> [TASK PROMPT] Whenever a line contains the string "Rock", copy it out of the entries.
== INFORMATION ==
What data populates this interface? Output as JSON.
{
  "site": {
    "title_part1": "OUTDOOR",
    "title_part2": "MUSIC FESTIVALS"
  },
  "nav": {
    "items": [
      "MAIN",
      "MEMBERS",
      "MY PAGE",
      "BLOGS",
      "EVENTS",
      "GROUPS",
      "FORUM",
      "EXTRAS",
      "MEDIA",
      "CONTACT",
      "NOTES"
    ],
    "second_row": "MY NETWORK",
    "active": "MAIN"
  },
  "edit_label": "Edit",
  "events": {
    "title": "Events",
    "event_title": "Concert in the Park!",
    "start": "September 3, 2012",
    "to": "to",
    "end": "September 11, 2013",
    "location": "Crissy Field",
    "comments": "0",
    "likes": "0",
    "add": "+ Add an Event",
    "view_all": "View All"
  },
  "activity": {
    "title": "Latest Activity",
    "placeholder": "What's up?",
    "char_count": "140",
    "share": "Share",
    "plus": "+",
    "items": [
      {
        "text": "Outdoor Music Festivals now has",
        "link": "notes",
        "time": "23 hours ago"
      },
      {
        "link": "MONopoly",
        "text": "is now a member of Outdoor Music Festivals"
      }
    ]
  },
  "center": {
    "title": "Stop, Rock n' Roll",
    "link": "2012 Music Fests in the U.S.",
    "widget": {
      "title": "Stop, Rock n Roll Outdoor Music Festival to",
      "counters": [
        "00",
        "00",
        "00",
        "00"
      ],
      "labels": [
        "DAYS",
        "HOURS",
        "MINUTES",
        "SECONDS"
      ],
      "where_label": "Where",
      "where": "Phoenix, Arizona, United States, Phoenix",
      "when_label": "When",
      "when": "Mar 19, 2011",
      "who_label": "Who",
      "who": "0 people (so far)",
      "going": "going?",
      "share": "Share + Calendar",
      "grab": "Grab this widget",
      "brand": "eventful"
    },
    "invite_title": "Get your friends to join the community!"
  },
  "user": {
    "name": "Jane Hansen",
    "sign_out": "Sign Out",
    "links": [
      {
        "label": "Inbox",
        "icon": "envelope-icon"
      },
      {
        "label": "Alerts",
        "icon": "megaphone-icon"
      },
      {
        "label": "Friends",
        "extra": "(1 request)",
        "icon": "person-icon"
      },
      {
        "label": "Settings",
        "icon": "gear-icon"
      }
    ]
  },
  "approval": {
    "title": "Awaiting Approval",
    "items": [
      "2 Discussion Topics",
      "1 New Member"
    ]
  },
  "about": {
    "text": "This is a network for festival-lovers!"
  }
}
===
> [EXERCISE RESULT]
    "title": "Stop, Rock n' Roll",
      "title": "Stop, Rock n Roll Outdoor Music Festival to",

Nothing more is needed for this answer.